Cities with high population densities are, by some, considered to be overpopulated, though this will depend on factors like quality of housing and infrastructure and access to resources. Most of the most densely populated cities are in Southeast Asia, though Cairo and Lagos in Africa fall into this category. City population and area are, however dependent on the definition of "urban area" used: densities are invariably higher for the central city area than when suburban settlements and the intervening rural areas are included, as in the areas of agglomeration or metropolitan area, the latter sometimes including neighboring cities. For instance, Milwaukee has a greater population density when just the inner city is measured, the surrounding suburbs excluded. In comparison, based on a world population of seven billion, the world's inhabitants, as a loose crowd taking up ten square feet per person, would occupy a space a little larger than Delaware's land area; the Gaza Strip has a population density of 5,046 pop/km.
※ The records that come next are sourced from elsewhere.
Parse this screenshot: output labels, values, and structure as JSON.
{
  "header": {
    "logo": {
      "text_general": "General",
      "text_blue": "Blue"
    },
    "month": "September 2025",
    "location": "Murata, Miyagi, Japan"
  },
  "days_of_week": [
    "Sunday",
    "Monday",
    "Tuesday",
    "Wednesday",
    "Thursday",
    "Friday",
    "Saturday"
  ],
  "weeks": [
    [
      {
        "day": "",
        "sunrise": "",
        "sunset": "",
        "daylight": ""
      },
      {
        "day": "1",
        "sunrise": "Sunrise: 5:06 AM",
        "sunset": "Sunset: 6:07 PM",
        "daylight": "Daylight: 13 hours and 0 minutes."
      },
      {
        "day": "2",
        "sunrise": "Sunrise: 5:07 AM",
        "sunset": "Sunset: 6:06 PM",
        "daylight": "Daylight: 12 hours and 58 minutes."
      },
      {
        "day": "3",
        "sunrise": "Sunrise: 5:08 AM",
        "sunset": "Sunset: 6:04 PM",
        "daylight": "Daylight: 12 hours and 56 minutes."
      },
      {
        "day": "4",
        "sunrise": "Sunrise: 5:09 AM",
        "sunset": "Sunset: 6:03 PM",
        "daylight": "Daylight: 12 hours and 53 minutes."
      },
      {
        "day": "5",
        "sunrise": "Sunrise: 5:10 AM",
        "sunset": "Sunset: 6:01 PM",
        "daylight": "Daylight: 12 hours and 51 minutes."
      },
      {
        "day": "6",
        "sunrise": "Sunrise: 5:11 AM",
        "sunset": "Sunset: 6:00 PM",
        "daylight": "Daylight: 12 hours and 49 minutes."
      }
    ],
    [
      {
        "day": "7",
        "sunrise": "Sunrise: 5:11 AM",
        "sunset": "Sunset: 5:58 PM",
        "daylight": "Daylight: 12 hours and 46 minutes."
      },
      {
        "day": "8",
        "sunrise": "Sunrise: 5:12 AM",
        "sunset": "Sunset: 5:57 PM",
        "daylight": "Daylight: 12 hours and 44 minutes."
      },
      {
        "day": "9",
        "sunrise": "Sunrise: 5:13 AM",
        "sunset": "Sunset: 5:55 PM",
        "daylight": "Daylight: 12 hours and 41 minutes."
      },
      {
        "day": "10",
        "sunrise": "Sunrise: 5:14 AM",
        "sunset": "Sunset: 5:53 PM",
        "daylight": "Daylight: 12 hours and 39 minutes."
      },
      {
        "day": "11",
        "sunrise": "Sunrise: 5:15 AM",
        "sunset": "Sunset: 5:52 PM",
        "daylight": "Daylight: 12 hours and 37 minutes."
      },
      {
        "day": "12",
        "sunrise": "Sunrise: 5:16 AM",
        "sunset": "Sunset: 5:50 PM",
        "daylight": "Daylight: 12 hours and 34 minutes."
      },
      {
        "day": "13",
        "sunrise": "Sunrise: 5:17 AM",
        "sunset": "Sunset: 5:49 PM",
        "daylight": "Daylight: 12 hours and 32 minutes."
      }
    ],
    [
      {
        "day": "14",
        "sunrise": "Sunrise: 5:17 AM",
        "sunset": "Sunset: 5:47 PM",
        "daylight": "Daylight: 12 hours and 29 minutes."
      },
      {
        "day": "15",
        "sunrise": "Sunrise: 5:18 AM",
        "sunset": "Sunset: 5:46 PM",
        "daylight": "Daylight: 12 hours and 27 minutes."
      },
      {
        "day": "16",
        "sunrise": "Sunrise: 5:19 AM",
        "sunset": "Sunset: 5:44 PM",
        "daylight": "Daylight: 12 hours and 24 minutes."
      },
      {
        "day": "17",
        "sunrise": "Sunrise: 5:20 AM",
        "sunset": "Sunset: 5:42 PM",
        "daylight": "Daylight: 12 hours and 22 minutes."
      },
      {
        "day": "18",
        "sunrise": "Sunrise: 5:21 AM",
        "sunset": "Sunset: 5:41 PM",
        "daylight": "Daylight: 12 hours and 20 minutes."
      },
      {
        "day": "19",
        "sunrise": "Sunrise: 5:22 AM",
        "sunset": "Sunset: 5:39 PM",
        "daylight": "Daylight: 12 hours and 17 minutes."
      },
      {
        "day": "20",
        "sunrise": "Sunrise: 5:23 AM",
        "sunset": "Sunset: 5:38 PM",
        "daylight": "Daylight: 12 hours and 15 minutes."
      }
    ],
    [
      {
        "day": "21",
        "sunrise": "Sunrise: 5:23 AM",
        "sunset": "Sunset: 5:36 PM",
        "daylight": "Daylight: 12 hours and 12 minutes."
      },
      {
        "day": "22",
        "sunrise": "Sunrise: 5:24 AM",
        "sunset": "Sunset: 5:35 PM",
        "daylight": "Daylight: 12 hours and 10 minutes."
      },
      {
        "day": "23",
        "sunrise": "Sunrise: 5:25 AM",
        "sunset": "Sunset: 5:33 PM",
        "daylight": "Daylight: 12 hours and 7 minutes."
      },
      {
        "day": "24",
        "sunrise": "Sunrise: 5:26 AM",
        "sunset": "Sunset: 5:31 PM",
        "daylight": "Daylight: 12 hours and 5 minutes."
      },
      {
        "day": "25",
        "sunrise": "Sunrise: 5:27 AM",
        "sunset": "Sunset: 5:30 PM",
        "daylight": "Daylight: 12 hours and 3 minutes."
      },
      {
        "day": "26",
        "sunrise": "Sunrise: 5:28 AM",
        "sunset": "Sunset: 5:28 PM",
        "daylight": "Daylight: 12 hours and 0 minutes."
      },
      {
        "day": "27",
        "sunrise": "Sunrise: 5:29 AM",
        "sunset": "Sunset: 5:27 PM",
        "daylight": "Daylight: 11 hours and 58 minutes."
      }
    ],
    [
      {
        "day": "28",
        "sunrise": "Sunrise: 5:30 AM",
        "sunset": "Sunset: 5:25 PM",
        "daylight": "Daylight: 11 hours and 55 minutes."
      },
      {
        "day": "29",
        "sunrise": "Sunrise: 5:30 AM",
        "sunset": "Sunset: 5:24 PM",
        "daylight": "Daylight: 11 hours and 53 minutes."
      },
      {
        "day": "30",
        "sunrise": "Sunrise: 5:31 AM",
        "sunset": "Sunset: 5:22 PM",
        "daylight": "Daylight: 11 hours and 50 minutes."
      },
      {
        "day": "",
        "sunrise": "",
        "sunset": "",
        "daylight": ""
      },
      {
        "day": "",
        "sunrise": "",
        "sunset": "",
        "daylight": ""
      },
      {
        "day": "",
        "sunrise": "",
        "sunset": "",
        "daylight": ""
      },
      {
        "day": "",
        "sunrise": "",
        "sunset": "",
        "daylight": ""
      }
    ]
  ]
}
Although arithmetic density is the most common way of measuring population density, several other methods have been developed to provide a more accurate measure of population density over a specific area. Arithmetic density: The total number of people / area of land Physiological density: The total population / area of arable land Agricultural density: The total rural population / area of arable land Residential density: The number of people living in an urban area / area of residential land Urban density: The number of people inhabiting an urban area / total area of urban land Ecological optimum: The density of population that can be supported by the natural resources Demography Human geography Idealized population Optimum population Population genetics Population health Population momentum Population pyramid Rural transport problem Small population size Distance sampling List of population concern organizations List of countries by population density List of cities by population density List of city districts by population density List of English districts by population density List of European cities proper by population density List of United States cities by population density List of islands by population density List of U.
S. states by population density List of Australian suburbs by population density Selected Current and Historic City, Ward & Neighborhood Density Duncan Smith / UCL Centre for Advanced Spatial Analysis. "World Population Density". Exploratory map shows data from the Global Human Settlement Layer produced by the European Commission JRC and the CIESIN Columbia University